In the cold, arid high desert of New Mexico, Lavender can be used in practically every planting. Thanks to the many cultivars of cold-hardy Lavenders available from High Country Gardens, you can enjoy the luxury of a wide selection. USDA Zone 6 climates and colder, reliable cold hardiness is required, so we recommend planting both English Lavender (Lavandula angustifolia) and French Hybrids to extend the season of color to stretch from late spring into late summer.
English and French hybrid Lavender tolerate heat and cold, but their enemy is high heat and high humidity. If you're living in a part of the country like Texas, Oklahoma, or the Southeastern US where the combination of extreme heat and humidity is common, stick with Spanish Lavender (Lavandula stoechas) as French hybrid and English Lavenders will not be long-lived.
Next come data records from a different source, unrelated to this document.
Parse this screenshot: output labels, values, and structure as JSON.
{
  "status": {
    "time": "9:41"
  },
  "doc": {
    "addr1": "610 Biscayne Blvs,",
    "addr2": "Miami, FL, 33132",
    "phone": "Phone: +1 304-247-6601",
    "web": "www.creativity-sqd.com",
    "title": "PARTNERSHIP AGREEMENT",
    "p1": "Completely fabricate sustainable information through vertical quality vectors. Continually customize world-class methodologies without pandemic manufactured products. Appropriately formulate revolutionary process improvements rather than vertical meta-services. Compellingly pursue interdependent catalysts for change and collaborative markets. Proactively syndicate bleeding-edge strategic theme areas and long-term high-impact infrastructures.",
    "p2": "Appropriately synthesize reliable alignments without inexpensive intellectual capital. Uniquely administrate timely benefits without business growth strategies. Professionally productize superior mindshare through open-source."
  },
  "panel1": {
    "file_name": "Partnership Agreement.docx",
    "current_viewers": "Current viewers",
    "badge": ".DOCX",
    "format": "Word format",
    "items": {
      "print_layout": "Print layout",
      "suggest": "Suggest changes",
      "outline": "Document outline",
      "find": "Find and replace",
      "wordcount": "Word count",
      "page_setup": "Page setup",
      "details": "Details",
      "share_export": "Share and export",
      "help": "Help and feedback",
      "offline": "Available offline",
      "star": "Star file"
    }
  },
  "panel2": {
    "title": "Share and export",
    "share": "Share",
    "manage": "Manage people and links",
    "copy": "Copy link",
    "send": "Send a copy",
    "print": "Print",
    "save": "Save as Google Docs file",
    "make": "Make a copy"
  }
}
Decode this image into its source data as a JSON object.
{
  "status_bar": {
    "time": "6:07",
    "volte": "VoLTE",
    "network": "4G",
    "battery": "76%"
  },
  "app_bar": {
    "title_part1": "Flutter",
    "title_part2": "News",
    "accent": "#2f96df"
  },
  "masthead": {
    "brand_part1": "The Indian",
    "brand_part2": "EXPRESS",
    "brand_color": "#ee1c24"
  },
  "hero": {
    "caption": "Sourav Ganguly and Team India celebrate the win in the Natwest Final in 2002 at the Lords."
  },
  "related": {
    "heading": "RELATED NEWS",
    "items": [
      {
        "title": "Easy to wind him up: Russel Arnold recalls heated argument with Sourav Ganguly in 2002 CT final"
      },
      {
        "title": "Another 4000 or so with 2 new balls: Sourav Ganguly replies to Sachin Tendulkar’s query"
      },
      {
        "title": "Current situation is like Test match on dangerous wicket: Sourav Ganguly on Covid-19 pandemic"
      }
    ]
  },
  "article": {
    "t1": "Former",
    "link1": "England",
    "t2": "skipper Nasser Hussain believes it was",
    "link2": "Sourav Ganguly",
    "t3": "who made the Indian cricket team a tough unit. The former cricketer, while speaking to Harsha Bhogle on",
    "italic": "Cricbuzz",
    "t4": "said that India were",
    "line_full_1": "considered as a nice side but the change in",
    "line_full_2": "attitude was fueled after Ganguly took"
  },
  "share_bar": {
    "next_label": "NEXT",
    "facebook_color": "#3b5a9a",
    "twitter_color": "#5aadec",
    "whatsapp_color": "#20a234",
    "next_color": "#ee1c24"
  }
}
Look around and see what species are growing in your area, but don't be hesitant to experiment.
Selecting Lavender For Bloom Time
English Lavender blooms in late spring/early summer, while the French hybrids bloom mid-summer. Choose varieties from both these groups to have fragrant, bee-friendly flowers for most of the growing season.
If you chose twice-blooming English varieties, you'll enjoy an extra round of flowering in early fall. 'Gros Bleu', 'Sharon Roberts', and 'Buena Vista' are three reblooming varieties that we offer.
Selecting Lavender For Height, Color & Texture
When it comes to garden design, our Lavender selection offers a range of heights, colors, and textures to enhance any planting.
For rock gardens, container gardens, or small spaces, look for more compact varieties such as 'Wee One,' a dwarf cultivar exclusive to High Country Gardens, which grows to just 10" tall. It is the most compact Lavender cultivar in cultivation.
For larger spaces where you want to embrace the full shrub-like form of larger lavenders, look for 'Royal Velvet' English Lavender, or the Lavandula intermedia varieties such as 'Phenomenal' and 'Grosso.'
There is also a delightful range of colors and textures within the Lavender family. For deep, rich purple, look for our 'FlowerKisser® After Midnight English Lavender' with deep purple blooms. For cooler blue tones, look for 'Gros Bleu' or 'Hidcote Blue.' You can also add some variety to your Lavender collection with white blooms, thanks to 'FlowerKisser® Delft Blue and White' and 'Edelweiss'.
Lavender blooms can range from slender to bold - see photo above that compares the distinctive flower forms of four different Lavender cultivars.